This month, our Issue 14 contributors are reading works that examine the seams of time, from the construction of a fleeting impression, to the scaffolding of a historical drama. Whether it be a poem read from a pulpit or a paperback fished serendipitously from a pile of freebies, these recommendations celebrate literature’s ability to break through temporal boundaries.
That was the summer a sperm whale drifted sick into the bay, washed up dead at Mount Martha, and there were many terrible jokes about fertility. It was the summer that all the best cartoons went off the air, swapped for Gulf War broadcasts in infrared snippets, and your mother started saying things like I used to be pretty, you know?
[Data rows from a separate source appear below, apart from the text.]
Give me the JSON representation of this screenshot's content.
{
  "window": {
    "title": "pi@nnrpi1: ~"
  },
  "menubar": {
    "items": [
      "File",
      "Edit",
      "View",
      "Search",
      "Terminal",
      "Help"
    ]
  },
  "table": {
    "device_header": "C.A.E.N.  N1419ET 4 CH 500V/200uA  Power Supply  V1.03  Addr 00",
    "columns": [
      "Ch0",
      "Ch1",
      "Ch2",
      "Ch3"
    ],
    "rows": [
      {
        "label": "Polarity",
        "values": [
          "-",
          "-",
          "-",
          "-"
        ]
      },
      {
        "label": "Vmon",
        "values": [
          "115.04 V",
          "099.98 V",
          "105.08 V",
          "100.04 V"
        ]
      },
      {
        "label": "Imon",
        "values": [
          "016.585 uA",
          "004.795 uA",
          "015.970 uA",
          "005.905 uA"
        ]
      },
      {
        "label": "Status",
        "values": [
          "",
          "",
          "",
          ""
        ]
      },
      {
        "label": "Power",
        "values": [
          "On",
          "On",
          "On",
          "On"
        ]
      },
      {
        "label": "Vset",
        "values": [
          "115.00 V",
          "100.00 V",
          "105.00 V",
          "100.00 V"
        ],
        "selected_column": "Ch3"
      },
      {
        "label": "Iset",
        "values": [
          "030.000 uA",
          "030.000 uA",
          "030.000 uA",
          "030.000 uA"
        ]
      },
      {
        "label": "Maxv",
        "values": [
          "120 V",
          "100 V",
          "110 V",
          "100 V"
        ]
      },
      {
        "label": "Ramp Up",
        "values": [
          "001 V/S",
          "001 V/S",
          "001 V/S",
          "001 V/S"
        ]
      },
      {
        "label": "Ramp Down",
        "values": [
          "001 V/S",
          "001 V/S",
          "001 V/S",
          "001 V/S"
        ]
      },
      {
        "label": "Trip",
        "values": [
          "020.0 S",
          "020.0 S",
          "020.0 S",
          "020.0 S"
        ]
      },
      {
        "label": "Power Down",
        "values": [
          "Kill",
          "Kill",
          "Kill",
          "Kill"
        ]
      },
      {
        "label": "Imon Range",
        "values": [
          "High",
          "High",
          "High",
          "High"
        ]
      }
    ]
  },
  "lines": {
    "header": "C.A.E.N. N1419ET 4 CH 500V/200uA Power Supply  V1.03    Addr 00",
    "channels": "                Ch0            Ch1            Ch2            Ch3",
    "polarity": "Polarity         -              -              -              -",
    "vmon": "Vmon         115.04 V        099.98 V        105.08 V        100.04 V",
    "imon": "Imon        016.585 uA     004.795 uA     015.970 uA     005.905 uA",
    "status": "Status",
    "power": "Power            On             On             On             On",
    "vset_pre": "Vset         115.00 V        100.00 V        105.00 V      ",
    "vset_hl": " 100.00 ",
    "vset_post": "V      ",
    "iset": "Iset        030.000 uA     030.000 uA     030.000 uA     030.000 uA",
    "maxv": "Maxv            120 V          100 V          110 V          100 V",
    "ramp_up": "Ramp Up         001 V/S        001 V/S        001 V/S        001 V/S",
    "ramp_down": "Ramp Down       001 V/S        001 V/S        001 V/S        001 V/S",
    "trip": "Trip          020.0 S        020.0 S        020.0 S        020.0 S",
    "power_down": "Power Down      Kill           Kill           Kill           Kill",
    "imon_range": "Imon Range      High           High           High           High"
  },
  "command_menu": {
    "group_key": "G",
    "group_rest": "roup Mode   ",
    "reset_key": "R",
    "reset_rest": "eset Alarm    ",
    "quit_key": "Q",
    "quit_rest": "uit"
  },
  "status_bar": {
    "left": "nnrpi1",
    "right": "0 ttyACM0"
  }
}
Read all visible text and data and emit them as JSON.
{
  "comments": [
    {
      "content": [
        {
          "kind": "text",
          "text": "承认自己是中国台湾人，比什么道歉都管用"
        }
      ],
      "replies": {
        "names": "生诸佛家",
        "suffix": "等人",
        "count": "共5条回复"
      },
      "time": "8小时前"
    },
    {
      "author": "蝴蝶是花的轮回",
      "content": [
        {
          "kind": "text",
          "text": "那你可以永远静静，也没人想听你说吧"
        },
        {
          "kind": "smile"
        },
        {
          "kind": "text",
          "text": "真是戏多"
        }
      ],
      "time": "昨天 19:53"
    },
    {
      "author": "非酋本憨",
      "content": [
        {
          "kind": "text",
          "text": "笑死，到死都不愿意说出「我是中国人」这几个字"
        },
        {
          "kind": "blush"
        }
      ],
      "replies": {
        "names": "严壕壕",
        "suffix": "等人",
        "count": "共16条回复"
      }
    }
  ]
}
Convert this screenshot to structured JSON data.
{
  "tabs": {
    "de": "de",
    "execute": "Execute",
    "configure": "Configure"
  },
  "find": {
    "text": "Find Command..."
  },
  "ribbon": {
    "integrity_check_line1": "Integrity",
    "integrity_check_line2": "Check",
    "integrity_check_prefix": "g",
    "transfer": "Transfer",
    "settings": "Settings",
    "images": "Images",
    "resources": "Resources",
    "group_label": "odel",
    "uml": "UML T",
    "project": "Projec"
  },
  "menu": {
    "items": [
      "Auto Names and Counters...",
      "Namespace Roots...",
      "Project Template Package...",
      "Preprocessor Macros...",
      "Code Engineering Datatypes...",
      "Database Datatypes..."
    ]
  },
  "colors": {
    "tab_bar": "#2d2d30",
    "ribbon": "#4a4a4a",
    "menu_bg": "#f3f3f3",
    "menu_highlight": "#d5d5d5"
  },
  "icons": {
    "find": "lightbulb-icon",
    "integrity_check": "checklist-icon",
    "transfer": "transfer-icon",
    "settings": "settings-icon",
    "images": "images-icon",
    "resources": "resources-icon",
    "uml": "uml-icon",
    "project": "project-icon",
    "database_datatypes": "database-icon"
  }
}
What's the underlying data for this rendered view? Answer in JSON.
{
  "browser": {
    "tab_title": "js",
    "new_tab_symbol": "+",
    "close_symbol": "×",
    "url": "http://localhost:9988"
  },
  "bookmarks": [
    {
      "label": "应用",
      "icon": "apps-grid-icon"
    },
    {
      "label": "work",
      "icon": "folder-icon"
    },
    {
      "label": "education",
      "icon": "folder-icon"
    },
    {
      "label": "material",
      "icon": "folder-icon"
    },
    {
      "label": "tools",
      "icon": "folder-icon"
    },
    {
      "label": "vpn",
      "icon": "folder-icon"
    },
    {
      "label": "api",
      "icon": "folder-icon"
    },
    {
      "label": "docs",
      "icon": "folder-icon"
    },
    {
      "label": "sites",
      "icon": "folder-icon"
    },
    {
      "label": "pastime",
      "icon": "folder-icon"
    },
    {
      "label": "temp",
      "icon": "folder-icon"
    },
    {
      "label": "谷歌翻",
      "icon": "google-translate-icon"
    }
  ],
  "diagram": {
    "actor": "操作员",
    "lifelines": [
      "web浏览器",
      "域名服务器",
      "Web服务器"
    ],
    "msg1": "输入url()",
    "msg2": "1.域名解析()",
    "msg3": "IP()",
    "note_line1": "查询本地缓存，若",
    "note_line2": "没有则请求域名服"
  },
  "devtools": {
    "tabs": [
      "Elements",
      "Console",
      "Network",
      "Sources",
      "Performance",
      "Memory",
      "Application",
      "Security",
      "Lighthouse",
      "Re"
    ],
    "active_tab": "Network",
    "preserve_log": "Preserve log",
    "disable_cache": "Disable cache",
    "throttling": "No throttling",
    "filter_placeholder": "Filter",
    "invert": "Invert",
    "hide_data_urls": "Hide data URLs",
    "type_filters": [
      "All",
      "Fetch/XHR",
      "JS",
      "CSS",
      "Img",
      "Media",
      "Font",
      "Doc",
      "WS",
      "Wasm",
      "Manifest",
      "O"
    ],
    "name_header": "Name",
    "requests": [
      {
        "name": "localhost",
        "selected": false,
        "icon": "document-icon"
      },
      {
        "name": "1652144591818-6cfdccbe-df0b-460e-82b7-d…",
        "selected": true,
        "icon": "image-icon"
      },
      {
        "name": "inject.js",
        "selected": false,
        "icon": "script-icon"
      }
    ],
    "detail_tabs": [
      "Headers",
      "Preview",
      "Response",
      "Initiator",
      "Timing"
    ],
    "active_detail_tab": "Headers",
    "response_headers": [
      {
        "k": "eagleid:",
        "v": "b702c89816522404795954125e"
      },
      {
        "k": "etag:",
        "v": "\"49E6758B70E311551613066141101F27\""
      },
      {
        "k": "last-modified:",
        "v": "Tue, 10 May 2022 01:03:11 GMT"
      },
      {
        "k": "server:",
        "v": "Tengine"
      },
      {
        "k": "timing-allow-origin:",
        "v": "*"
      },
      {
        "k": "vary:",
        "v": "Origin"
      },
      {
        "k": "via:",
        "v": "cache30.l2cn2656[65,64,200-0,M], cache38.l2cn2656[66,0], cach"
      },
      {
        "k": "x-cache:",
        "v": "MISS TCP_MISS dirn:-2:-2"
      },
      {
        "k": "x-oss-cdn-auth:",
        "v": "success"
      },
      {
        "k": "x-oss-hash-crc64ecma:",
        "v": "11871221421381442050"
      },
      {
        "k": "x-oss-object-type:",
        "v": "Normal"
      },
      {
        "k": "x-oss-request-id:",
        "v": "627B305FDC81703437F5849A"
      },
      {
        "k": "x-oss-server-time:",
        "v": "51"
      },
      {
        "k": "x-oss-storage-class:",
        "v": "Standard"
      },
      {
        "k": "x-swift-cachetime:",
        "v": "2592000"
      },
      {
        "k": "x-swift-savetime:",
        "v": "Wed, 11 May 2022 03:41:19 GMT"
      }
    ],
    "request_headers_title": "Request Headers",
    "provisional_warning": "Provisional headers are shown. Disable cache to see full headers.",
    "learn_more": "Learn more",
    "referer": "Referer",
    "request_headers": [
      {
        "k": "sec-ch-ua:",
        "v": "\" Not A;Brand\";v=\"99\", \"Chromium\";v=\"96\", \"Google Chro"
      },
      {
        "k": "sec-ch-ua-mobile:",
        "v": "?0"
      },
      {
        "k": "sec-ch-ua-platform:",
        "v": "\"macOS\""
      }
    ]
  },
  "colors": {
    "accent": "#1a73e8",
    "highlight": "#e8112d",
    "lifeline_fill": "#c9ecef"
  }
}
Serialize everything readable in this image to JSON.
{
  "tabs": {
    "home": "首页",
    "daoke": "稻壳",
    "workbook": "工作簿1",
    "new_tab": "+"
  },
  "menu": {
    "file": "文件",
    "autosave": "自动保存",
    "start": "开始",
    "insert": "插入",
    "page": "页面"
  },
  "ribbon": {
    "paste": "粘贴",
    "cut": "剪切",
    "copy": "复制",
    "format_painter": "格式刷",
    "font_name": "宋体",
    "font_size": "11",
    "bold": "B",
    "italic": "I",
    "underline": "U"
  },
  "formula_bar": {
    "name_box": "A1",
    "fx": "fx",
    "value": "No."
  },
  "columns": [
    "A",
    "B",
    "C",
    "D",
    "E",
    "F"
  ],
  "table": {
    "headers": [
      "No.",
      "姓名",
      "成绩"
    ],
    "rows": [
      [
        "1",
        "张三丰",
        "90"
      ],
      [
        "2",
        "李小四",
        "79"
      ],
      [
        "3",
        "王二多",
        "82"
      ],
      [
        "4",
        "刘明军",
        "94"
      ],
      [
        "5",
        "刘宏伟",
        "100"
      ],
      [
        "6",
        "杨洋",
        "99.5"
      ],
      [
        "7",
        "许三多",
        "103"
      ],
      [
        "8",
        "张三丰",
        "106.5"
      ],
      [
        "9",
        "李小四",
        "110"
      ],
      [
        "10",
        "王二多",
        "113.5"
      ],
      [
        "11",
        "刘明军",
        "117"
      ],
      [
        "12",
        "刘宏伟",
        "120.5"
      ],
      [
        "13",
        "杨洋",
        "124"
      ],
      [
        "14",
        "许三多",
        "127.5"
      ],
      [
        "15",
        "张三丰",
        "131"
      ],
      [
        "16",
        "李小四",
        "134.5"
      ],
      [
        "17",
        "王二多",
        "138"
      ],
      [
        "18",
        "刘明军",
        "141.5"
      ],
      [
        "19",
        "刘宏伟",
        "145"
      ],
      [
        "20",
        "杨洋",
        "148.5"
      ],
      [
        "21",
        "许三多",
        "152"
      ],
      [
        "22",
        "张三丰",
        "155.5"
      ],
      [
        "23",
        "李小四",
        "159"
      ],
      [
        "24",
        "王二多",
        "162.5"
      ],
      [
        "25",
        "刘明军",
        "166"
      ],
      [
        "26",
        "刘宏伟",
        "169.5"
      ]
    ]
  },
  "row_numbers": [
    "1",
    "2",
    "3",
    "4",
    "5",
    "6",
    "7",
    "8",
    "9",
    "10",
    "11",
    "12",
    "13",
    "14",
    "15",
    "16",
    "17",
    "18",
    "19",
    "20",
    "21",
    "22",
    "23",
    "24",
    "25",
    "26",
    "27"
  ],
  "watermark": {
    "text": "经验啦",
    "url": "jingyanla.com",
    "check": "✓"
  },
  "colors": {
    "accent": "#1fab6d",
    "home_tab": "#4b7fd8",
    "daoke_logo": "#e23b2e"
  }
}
Christ, I used to be brave. But you thought brave was not crying when the neighbor girl dug her sharp red fingernails into your arm, until the skin broke and bled, and she cried out herself in disgust. You were still dumb enough to think that was winning.
The house in Hewer was three stories, much larger than they needed, and full of odd vacancies, as though the Jenkinses, from whom Paul and his wife were subletting, had planned to be away much longer than a single semester. But the kitchen cupboards were stocked, and in the basement, alongside the usual clutter, stood a huge upright refrigerator housing a billion frosted bottles of beer, to which Paul helped himself while instructing the babies, “This is an IPA, this is a, this is a porter, this is a stout, which means it’s very dark….” The babies, on the basement floor, were checking it all out. Meanwhile, upstairs, Olive was in eager flight, scouting around, poking her head into the mudroom and the garage and the second-floor sunroom, full of hard, happy intent. “Holy!” she purred, from the top of the stairs.
I’m the kind of guy who when there’s a problem, I like to get on it. I don’t like the problem to get me, I like to get it. When there’s a problem, I face it—I don’t let it faze me. You could say I like to faze it. I like to face my problems and take care of them, I don’t let them take care of me.
My daughter, Mosie, called me early to remind me about the dentist. She was feeding the dogs, and I could hear them whimper and moan as she gratified them. The old dentist had suddenly stopped taking my insurance. I stood watching the lake, its blind surface: here I was, a condo with a view and I’d never had any feelings for Lake Washington.
She had nothing else to say to me. Both of my children—Basho and Mosie—were first-time souls for whom the emotional was alien.